1. The applications are almost always exclusively online, and many low income and immigrant families do not have computers at home. They may also feel awkward asking for help at a library, especially if they’re not sure what they’re looking for.
2. Every charter has a different application deadline, so it’s hard to research and keep track of all of them, especially - again - if you don’t have ready computer access or aren’t fairly computer-literate.
3. Charters don’t provide transportation, so people who don’t live within a few blocks of their chosen school have to be able to provide reliable transportation - which usually means a working car. It also means parents have to be available to physically drop off and pick up their child at the required times, which may not be realistic since many blue collar jobs require people to be on site from 8 to 5 - with no running out to drive 5-10 miles and back again to pick up their child in the middle of the afternoon…especially on early-release days. Also, even if you do live within a few easy blocks of your chosen school, charters most often do not have permanent homes for their first few years. A school that was convenient to you this year may move several miles away next year, putting you back to square one in your search for a workable school.
4. While many charters do offer after-care programs (another requirement for working parents), many do not offer free or reduced cost options, and many do not offer breakfast, free or otherwise (another couple of requirements for many low-income parents).
5. Charters - like private schools - are in constant fundraising mode. Every week, there’s another item offered for sale or a straight-up donation plea…often accompanied by big posters everywhere showing progress toward the fundraising goal.

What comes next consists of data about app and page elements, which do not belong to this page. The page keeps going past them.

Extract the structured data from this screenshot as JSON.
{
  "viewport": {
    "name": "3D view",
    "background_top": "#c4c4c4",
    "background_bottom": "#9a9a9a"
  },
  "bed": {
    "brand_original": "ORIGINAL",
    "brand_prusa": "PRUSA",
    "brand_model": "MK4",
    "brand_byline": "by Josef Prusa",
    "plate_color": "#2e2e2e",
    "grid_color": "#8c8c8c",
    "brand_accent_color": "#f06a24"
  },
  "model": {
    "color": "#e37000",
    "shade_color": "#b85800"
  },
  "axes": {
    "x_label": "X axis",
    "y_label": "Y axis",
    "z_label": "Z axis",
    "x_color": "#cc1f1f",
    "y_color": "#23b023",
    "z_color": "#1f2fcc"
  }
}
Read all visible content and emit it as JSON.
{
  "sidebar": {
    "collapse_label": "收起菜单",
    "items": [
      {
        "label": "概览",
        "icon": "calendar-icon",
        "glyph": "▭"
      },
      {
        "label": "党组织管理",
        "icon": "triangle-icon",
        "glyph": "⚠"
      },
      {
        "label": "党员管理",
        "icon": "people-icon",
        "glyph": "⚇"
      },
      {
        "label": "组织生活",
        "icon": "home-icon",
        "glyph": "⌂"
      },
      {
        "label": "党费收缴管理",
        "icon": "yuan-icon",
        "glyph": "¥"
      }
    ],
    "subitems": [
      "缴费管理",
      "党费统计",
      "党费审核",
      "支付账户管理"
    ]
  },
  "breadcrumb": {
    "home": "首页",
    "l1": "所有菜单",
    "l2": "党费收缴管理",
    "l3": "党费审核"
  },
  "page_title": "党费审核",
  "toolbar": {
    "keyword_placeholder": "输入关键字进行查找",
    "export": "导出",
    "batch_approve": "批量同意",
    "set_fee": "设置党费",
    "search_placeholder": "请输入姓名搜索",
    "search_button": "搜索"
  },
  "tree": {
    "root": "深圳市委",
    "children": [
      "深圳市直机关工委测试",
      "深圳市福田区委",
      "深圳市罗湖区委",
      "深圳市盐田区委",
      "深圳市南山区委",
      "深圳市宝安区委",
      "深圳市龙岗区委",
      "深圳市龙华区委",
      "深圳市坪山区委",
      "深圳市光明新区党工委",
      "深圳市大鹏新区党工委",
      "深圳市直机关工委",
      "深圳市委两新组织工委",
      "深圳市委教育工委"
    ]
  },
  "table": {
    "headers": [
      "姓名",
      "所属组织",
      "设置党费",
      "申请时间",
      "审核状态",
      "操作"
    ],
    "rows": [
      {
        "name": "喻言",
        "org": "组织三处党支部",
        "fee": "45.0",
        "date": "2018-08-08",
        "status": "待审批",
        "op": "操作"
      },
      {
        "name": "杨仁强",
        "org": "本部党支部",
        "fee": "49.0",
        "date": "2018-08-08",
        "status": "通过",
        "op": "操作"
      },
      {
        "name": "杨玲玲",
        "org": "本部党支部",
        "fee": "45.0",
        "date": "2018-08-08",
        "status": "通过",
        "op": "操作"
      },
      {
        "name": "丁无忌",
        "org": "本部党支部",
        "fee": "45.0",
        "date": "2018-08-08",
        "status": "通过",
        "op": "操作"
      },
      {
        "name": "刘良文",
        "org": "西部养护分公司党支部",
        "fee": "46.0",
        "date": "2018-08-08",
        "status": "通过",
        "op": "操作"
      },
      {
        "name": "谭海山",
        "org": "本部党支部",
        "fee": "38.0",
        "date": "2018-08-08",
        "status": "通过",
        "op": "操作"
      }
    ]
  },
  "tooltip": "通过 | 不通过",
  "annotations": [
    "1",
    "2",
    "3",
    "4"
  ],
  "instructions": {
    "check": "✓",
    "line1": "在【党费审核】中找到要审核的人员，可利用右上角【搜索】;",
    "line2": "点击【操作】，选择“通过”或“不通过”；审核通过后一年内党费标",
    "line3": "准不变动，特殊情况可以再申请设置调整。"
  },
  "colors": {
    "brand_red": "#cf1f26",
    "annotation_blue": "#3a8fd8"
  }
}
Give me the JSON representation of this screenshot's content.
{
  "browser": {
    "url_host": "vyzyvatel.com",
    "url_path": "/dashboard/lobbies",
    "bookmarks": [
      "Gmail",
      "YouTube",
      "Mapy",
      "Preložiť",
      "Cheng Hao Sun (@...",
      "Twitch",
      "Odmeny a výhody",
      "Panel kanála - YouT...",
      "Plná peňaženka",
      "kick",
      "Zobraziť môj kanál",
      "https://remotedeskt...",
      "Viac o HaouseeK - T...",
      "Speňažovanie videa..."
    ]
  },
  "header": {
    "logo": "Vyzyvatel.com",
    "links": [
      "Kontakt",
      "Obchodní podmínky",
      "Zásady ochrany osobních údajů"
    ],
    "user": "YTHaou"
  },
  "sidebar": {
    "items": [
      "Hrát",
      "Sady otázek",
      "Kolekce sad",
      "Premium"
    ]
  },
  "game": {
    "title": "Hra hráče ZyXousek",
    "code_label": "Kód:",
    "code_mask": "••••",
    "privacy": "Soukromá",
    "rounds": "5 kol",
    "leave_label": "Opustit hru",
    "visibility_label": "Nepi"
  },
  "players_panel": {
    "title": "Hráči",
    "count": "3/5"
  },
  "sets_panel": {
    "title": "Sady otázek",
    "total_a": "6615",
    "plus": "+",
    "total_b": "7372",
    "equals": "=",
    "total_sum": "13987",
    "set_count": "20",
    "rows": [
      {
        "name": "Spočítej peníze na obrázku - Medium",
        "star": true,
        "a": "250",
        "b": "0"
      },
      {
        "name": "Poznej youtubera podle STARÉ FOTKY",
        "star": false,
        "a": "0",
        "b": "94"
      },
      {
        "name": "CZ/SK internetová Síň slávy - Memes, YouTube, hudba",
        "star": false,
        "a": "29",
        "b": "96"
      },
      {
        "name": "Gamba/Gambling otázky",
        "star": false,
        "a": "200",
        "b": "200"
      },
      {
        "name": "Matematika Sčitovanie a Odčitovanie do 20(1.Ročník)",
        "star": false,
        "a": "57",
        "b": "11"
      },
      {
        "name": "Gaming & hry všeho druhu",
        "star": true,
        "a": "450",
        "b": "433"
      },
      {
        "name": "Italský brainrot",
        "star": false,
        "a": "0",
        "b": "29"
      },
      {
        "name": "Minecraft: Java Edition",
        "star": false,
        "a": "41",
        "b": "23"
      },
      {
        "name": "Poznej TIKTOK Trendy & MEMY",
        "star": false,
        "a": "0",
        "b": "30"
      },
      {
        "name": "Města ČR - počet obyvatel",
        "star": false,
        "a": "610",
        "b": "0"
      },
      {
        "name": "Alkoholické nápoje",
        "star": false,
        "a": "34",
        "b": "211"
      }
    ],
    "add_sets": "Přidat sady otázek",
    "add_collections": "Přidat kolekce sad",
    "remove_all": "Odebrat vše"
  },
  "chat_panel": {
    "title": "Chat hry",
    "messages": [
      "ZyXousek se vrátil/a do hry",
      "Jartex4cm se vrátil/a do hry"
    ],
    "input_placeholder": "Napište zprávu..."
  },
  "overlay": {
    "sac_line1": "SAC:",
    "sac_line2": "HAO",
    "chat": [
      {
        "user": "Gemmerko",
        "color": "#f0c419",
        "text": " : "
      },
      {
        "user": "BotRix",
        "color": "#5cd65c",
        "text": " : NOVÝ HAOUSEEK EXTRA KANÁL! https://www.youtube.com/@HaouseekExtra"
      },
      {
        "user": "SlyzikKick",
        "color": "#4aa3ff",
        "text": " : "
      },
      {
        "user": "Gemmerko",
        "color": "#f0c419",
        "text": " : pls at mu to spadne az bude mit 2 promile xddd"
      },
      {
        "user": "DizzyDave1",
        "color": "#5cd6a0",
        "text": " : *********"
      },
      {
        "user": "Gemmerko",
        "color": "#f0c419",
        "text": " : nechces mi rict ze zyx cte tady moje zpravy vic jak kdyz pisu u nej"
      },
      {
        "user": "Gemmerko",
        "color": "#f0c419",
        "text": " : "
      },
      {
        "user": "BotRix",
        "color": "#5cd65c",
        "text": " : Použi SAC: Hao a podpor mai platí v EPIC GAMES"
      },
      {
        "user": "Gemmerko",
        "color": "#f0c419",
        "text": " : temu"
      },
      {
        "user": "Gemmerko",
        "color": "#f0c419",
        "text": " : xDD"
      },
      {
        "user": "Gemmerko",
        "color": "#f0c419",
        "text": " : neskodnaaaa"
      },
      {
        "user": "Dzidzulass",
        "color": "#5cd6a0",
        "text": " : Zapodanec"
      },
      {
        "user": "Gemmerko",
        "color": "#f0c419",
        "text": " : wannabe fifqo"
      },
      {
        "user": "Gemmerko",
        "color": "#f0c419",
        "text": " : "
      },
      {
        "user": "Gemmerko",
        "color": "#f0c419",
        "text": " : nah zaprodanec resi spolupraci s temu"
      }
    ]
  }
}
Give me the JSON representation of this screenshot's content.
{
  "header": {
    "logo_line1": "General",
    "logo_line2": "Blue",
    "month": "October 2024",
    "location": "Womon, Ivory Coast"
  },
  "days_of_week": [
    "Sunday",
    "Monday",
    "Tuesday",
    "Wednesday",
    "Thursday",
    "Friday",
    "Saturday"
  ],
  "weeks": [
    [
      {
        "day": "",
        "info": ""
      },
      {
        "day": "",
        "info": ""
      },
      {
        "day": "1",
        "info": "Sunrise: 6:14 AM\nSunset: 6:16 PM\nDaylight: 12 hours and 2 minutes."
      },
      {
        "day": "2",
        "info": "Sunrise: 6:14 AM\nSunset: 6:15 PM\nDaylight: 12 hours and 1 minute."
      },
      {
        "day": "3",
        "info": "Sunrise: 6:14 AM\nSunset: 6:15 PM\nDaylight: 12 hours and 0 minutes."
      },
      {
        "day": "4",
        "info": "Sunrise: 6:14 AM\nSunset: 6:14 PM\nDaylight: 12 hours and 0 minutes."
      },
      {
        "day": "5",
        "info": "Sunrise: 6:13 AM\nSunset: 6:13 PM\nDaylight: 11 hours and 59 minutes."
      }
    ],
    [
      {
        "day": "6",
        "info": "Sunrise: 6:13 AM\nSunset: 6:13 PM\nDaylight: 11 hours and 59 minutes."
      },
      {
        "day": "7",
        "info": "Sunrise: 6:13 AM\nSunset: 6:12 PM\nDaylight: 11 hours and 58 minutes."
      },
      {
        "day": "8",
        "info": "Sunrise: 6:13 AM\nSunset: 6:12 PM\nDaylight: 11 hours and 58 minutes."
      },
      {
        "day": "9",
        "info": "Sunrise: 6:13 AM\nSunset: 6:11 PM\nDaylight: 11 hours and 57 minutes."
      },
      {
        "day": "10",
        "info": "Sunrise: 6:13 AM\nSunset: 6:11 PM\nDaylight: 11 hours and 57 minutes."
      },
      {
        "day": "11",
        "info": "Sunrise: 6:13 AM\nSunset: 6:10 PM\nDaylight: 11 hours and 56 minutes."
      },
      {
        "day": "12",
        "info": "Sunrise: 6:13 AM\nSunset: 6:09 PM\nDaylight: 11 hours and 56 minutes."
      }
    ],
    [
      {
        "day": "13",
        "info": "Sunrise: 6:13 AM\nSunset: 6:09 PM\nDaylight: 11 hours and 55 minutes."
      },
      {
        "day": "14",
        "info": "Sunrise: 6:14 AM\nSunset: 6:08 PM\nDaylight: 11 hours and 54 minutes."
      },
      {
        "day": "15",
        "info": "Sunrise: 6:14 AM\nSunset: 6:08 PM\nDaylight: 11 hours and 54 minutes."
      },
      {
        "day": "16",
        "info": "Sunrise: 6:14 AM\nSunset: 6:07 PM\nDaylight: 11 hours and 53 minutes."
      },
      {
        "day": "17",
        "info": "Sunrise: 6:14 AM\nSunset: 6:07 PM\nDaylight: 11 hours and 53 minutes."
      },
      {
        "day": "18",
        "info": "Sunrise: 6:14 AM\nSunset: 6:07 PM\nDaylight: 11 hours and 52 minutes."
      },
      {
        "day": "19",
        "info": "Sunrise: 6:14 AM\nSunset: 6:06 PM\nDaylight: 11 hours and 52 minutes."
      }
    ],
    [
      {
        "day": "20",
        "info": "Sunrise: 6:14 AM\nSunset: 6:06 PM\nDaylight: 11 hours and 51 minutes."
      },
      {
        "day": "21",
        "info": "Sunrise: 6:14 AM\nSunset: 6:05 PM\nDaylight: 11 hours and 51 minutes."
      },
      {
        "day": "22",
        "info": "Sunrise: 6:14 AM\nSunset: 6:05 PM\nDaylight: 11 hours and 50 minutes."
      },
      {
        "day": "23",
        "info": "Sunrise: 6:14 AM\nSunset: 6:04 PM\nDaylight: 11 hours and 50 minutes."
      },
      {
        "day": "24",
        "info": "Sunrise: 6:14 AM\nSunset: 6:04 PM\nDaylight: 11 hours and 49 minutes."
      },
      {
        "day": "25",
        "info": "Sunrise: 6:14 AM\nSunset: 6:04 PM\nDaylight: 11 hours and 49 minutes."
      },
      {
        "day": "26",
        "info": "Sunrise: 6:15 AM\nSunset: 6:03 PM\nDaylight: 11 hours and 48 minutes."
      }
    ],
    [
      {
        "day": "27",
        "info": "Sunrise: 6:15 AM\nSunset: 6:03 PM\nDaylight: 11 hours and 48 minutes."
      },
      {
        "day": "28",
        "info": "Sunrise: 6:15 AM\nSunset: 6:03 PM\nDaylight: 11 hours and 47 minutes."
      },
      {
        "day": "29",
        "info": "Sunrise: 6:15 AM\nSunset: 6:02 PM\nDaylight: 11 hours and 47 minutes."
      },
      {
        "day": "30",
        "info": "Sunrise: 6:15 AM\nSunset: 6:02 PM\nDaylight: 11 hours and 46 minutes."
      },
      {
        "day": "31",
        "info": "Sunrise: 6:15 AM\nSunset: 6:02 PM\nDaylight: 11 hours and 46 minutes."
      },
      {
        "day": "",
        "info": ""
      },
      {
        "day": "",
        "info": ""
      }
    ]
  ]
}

This is intimidating to low-income parents, who feel bad if they can’t contribute, even if they would like to…and it’s demoralizing for their kids, too, to be told, “No, sorry, we can’t afford that” week after week after week, when new fundraising items or events are offered.
When you put these five items together, they add up to some very serious de facto barriers to charter schools for low-income and immigrant families…and some good ammunition to use the next time someone tells you that “charters are open to everyone - it’s all just a lottery and everyone has the same opportunity.”
Take Me HighPac Div
Pac Div - Take Me High
Yeah she looks good/and yeah she thinks I’m handsome/got me feeling good/let’s do something random…